The official version: On the day of the shooting around 2PM Arthur Guerin walked into a court room where a jury in a larceny case was just returning with it’s verdict. Guerin walked up to a spectator in the crowd, a stranger, and started talking loudly to the man. The judge directed two deputies to remove Guerin from the court room. Guerin put on his hat and the two deputies took him by the arms to lead him out. James Houston, who was a Chief Deputy Sheriff of the Court fell in behind them. When almost to the door of the hallway outside the courtroom Guerin jerked away from the deputies and put his hand behind his back like he was reaching for a weapon. Houston fired his pistol three times. Guerin was hit in the arm near the left shoulder and in his back near the spinal column. He was put on a stretcher and moved to another building to await doctors. Guerin requested that he be taken to his home but those in charge thought it better to not move him any more. Dr. Capdeville was soon there to examine Guerin but came to the decision it was better to wait on Dr. Avilla but the doctor was nowhere to be found and at four O’Clock the decision to bring Guerin home was made. Dr. Avilla finally showed up at his home at 6:30PM that night. The late Dr. gave the opinion that internal hemorrhaging had set in and that death was only a matter of time. Guerin was also almost completely paralyzed by this time. James Houston had been arrested and in his statement he claimed that Guerin had appeared drunk and that in the hallway Guerin was arguing with him and then tried to strike him with his left hand while his right hand reached for a weapon behind his back. A boy who was near the incident was also hit in the calf, was treated and released.

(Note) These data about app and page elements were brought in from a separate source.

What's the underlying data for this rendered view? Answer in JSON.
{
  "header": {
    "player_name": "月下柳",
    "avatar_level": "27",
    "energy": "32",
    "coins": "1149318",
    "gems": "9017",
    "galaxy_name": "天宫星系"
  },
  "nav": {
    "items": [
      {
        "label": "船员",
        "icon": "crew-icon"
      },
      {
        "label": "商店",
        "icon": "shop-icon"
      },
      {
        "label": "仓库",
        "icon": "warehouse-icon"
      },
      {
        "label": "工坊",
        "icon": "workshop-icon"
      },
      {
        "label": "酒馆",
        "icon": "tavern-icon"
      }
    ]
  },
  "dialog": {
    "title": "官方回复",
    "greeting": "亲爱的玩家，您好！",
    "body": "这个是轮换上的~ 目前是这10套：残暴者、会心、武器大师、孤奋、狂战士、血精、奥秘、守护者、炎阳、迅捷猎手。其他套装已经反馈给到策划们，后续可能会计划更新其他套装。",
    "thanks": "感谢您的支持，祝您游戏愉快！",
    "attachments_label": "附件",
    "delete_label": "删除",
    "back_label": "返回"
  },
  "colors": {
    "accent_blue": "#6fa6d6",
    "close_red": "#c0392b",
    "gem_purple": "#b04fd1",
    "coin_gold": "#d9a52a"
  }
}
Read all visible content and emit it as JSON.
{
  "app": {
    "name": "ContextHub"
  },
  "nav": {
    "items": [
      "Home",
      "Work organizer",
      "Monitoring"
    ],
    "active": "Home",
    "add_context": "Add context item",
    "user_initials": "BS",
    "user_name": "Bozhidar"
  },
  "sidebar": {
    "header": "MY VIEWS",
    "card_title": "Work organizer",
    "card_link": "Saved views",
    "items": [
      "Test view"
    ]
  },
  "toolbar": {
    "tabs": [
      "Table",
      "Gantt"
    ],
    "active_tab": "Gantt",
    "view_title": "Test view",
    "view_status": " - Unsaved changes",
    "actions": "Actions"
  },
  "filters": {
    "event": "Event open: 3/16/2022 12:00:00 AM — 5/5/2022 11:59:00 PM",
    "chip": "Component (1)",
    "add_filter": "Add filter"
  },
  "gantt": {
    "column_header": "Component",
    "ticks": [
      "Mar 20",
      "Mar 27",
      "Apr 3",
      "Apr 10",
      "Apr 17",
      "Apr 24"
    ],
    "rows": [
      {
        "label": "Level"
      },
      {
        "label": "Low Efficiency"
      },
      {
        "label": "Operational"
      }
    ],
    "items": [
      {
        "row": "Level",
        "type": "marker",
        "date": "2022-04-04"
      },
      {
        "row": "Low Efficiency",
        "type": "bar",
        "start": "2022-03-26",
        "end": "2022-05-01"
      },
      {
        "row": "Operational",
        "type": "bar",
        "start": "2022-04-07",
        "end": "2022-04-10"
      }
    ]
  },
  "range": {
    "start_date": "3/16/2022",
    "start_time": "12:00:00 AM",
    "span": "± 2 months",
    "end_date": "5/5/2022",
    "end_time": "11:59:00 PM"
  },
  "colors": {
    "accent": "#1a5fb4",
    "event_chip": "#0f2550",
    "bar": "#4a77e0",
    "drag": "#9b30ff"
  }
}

Felix Conrad made the statement that he saw Houston deliberately fire the third shot at Guerin when he was already down and say “You son of a bitch, you’ll remember me!”

Felix Conrad’s statement was probably true. Some weeks before Houston and Guerin had become entangled in a dispute. Two weeks before his shooting Guerin went to the courthouse and stuck a pistol in Houston’s chest saying “I have a great notion to kill you.” “Put that pistol up or I’ll kill you.” was Houston’s reply while staring him in the eye (Houston was apparently a genuine bad ass having survived several shootouts but he was also not known as an upright honest type either). So Houston may or may not have had reason to believe Guerin meant to kill him. He may have just taken the opportunity to get rid of someone he was in a dispute with. Guerin lingered but on August 21 he felt death drawing closer and made a public dying declaration. In it he claimed that Houston shot him for no reason and in the back while he was on the ground (backing up Conrad’s statement). That he had never threatened Houston or had any argument with him.

Could Houston possibly have taken revenge for the Hennessey killing?

I’ve never seen any evidence that they even knew each other but given their professions it’s likely they did at least know one another in passing at the least. But Houston, by descriptions I’ve seen, doesn’t seem like the type that would worry about an old killing. Guerin died on August 25 between 7 and 8AM.

James Houston’s trial started on December 6 1871 for the murder of Guerin. On 8 December Houston was acquitted of all charges despite V.F. Daunoy’s testimony that backed Conrad’s claim. Daunoy was one of the deputies removing Guerin from the courtroom. By December 10 Houston was back at his position.

So ends the first Hennessey story. As mentioned above, Houston would be back in the second Hennessey story.

The sources this information was taken from mainly consist of period newspaper accounts (largely the Times Picayune) but also a few various sources online and a great book that goes into the Hennessey Jr. case and the resulting lynching in 1891, by Thomas Hunt and Martha Macheca Sheldon.

Ronald Rawson